(PROVIDED RECORDS)

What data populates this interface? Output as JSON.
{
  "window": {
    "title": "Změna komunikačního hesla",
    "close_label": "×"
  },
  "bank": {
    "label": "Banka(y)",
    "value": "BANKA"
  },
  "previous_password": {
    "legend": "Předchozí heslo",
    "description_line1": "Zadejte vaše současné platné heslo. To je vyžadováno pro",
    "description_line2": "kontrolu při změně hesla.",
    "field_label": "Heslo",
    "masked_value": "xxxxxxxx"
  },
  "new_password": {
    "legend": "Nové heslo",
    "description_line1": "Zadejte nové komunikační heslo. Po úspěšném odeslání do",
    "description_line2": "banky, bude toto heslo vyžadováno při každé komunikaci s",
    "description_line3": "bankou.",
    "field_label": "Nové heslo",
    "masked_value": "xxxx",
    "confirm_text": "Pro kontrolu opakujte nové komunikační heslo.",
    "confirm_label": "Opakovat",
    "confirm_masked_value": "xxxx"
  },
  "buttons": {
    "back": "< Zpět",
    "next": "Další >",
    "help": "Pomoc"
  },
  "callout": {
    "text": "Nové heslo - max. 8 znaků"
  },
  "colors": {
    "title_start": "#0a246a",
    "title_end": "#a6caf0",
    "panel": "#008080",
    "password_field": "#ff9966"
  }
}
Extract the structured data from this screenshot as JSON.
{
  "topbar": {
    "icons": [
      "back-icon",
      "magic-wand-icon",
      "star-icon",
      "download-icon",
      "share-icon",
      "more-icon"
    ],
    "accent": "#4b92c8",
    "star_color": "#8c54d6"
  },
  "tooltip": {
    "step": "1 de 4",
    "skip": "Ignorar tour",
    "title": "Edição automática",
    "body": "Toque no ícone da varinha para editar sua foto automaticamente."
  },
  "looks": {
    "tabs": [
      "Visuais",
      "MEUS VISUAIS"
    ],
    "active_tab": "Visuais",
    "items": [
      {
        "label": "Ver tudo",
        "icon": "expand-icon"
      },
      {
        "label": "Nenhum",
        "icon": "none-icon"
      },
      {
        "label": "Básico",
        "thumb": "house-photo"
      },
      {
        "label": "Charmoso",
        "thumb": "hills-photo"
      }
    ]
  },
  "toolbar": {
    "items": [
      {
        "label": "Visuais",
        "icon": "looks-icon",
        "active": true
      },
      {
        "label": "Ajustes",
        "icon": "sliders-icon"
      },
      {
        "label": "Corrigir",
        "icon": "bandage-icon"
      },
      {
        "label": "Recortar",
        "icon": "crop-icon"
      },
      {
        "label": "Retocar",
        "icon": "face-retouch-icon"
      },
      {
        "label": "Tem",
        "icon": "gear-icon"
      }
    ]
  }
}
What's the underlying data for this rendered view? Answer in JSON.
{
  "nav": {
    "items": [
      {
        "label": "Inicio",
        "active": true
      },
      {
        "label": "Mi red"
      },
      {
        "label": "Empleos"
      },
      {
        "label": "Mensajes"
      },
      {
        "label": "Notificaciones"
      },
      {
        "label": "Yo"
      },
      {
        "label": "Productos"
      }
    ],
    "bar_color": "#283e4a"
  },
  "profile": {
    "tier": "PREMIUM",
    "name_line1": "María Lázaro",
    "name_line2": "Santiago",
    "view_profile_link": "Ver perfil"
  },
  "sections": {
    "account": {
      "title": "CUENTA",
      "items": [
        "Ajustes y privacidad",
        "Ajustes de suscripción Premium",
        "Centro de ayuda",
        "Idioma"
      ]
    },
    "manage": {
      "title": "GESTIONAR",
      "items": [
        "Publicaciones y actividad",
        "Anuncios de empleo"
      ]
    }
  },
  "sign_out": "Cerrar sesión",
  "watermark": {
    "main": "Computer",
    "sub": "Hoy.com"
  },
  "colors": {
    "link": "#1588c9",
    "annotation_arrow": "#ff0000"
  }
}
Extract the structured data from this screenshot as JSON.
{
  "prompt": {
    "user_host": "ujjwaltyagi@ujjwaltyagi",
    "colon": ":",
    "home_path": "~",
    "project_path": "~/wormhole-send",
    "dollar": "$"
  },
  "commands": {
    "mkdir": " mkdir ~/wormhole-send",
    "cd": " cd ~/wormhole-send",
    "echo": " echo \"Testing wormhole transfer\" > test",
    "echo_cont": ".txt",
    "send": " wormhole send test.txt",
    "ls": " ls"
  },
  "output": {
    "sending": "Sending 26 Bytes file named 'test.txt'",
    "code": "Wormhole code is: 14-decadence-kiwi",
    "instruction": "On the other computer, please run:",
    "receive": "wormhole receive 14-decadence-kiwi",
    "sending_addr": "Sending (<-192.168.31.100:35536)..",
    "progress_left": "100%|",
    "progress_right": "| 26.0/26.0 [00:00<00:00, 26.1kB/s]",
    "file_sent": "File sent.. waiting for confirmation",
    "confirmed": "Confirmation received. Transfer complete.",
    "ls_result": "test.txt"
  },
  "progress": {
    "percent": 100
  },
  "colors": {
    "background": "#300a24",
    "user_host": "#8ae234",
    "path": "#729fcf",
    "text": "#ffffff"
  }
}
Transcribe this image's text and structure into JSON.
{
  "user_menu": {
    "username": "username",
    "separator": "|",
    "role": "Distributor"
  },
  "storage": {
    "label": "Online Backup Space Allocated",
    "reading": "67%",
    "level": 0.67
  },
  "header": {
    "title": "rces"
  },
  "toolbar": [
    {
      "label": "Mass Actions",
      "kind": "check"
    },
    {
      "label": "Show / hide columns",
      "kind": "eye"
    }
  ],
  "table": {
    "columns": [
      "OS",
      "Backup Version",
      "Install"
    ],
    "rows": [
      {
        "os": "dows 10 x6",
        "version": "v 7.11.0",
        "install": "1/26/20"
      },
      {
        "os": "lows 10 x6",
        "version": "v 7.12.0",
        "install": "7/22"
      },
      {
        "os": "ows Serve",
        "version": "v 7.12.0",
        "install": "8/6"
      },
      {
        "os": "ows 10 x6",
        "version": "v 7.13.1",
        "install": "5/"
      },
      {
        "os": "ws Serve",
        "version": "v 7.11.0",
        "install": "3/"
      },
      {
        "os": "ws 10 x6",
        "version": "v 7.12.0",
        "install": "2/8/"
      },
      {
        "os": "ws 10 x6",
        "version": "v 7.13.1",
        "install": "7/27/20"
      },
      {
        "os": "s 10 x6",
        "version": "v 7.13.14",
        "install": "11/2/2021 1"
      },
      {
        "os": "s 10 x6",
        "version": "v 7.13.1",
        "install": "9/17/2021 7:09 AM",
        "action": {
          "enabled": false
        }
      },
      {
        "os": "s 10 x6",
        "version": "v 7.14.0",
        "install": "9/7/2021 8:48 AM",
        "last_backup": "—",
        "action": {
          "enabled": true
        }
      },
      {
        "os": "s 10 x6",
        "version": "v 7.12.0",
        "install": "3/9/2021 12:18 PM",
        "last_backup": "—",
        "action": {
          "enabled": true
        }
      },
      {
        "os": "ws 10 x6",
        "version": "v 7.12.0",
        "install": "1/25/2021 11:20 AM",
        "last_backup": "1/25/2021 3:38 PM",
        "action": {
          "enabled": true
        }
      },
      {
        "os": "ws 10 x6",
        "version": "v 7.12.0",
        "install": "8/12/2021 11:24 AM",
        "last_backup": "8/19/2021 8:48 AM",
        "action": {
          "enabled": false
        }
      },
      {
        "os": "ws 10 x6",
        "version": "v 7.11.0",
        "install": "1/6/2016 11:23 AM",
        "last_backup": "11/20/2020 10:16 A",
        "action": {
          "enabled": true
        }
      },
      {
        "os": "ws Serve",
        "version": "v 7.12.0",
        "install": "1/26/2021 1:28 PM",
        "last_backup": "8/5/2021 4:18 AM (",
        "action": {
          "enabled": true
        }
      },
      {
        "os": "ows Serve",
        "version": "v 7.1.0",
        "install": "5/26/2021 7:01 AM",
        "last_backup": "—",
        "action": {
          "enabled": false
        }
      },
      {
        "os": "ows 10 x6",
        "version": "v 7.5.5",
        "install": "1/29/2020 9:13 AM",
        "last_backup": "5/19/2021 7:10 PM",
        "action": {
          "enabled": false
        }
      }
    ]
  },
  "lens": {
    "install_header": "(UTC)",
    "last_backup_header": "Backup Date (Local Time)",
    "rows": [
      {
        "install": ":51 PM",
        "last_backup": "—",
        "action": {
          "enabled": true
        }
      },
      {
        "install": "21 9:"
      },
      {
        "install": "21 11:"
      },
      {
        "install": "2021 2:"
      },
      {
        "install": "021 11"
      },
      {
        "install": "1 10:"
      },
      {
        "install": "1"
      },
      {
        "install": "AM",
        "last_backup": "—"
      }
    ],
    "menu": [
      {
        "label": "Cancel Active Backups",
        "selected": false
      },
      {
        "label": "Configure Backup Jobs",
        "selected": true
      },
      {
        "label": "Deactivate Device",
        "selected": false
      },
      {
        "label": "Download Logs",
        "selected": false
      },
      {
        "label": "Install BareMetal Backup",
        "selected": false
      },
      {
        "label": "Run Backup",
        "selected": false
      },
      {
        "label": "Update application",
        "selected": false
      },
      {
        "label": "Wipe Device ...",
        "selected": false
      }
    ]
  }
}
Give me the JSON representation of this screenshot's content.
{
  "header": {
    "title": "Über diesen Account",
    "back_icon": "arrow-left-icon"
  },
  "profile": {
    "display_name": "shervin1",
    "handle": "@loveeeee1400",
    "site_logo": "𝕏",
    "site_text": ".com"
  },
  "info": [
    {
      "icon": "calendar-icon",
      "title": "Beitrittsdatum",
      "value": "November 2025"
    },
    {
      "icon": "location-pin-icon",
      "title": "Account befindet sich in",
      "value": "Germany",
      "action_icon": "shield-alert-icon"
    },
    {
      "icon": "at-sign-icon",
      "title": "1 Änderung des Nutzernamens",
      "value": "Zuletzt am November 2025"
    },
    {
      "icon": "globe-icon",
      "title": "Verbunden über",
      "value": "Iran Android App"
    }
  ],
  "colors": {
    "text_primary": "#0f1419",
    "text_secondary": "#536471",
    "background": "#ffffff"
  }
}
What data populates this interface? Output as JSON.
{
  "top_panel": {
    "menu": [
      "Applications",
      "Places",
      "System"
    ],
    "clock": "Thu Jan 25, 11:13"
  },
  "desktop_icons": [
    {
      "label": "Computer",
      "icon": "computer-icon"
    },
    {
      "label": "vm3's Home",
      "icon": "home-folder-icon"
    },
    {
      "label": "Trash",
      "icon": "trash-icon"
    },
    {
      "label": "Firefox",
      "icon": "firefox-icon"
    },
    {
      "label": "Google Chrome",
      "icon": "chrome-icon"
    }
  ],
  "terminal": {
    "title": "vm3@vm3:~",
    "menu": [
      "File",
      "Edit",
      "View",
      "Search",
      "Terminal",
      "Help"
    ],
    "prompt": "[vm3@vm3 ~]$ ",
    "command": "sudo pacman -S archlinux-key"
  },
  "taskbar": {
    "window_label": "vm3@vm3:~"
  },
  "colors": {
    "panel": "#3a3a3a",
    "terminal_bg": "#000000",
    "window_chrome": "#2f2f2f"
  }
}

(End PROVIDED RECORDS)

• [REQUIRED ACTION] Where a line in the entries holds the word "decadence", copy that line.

• [COMPLETED TASK]
    "code": "Wormhole code is: 14-decadence-kiwi",
    "receive": "wormhole receive 14-decadence-kiwi",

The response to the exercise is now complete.